Rainy weather patterns in the southwestern United States are becoming less frequent. It’s a trend that could signify the region’s transition to a drier climate state—one characterized by megadroughts and dramatic changes to the environment.
For the first time since records began, two tropical storms—one in the Atlantic and one in the Pacific—have appeared at the same time in January. Named Alex and Pali, these storms are being fueled by unusually warm surface waters.
Unusually heavy rainfall and severe storms in parts of Missouri and Illinois late last month are now causing the Mississippi River to surge, threatening a number of communities with severe flooding.
In the early 1920s a researcher spent his days watching vortexes in water circle around each other. A hundred years later, we do the same thing—but we do it from space as we wonder which way a tropical storm is going to go.
It was an uncharacteristically quiet hurricane season in the Atlantic, but the same cannot be said for the eastern Pacific and central Pacific basins, which got absolutely hammered this year. New maps by NASA and Unisys Weather show the extent of this year’s storm season.
Yemen is not known for its tropical storms, yet the desert country is now facing its second major cyclone within a single week. Ravaged by civil war—and still recovering from Cyclone Chapala—Yemen is once again preparing for a bout of rainfall and flooding.
We now know that climate change is a lot more complicated than the world just getting hotter or colder. It will have all kinds of effects, and scientists studying the African savanna think they’ve found one of them.
This extraordinary image of an apparent floating city has created a stir among conspiracy theorists, but a well-known optical illusion is the likely explanation for the phenomenon.
In just two hours, in 1894, a wall of flame took out six Minnesota towns. A lot of factors came together to create the firestorm, but the main one was a nasty, but innocuously-named phenomenon called a “temperature inversion.”
NASA’s Terra satellite recently captured this stunning photo of Saharan dust wafting over the Atlantic ocean. It’s one of several outbreaks this summer that some speculate may be contributing to this year’s relatively peaceful storm season.
Ocean conditions in the Pacific Ocean are increasingly suggestive of a potent El Niño event later this year. While that might seem like good news to the water-starved regions of the United States, the resulting torrential rains could be exceptionally hazardous.

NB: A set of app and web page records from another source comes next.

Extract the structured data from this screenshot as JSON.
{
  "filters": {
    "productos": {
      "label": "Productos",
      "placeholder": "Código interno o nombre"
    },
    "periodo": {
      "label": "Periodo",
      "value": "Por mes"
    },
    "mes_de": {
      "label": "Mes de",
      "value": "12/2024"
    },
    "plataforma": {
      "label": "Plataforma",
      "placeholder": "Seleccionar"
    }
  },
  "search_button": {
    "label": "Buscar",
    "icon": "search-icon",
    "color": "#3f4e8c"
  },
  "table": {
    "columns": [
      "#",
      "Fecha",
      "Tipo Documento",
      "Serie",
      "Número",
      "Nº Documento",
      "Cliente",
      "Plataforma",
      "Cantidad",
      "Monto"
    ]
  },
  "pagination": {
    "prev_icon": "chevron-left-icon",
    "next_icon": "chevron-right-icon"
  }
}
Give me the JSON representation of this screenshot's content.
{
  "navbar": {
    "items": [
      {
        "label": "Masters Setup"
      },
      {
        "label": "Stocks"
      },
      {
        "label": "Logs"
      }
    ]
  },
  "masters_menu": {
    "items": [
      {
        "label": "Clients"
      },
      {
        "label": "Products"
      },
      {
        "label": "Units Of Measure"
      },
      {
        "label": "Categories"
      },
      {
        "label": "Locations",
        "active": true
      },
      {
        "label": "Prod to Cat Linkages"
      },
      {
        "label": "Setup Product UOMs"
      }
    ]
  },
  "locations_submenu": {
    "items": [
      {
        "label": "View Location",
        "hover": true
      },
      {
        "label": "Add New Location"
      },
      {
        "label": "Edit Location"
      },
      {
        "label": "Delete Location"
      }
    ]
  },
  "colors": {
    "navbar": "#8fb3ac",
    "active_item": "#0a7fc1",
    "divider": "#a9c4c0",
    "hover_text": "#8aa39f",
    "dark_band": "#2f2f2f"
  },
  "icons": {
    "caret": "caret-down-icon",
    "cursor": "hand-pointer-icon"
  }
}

This is super typhoon Soudelor, captured by NASA instruments as it attained Category Five status on the Saffir-Simpson Wind Scale earlier today. Its eye is 12 nautical miles wide; its winds are up to 161 miles per hour; and the extremely rough waves below it are up to 48 feet high.
Europe’s MSG-4 geostationary weather satellite is up and running after its launch on July 15. Earlier today, it’s Spinning Enhanced Visible Infrared Imager (SEVIRI) snapped its first image of Earth. And yes, we are impressed.
The wall of wind-driven ocean that accompanies a hurricane is called a “surge” for a reason: This isn’t a gentle rising of the water level, it’s violent and destructive—sometimes more so than the hurricane’s winds. This hurricane season, for the first time, the National Hurricane Center will be testing a prototype…
Astronomers have been unable to explain the sudden but fleeting appearance of massive plumes high up in the Martian atmosphere. Rising to altitudes of over 155 miles (250 km), these hazy structures are forcing scientists to re-evaluate what they know about the Martian atmosphere.
Via the US National Weather Service comes this staggering footage of a lightning bolt making matchsticks of a tree in Upstate New York.
A gigantic storm is set to hit the West Coast later today, bringing with it over a foot of rain. It's what meteorologists call an Atmospheric River—but what is that, exactly?
These aren't film frames from The Empire Strikes Back, even while they look exactly like Rebel Alliance's Echo Base, ion cannon included. They are not on the icy surface of planet Hoth, but much nearer, in the Artic circle.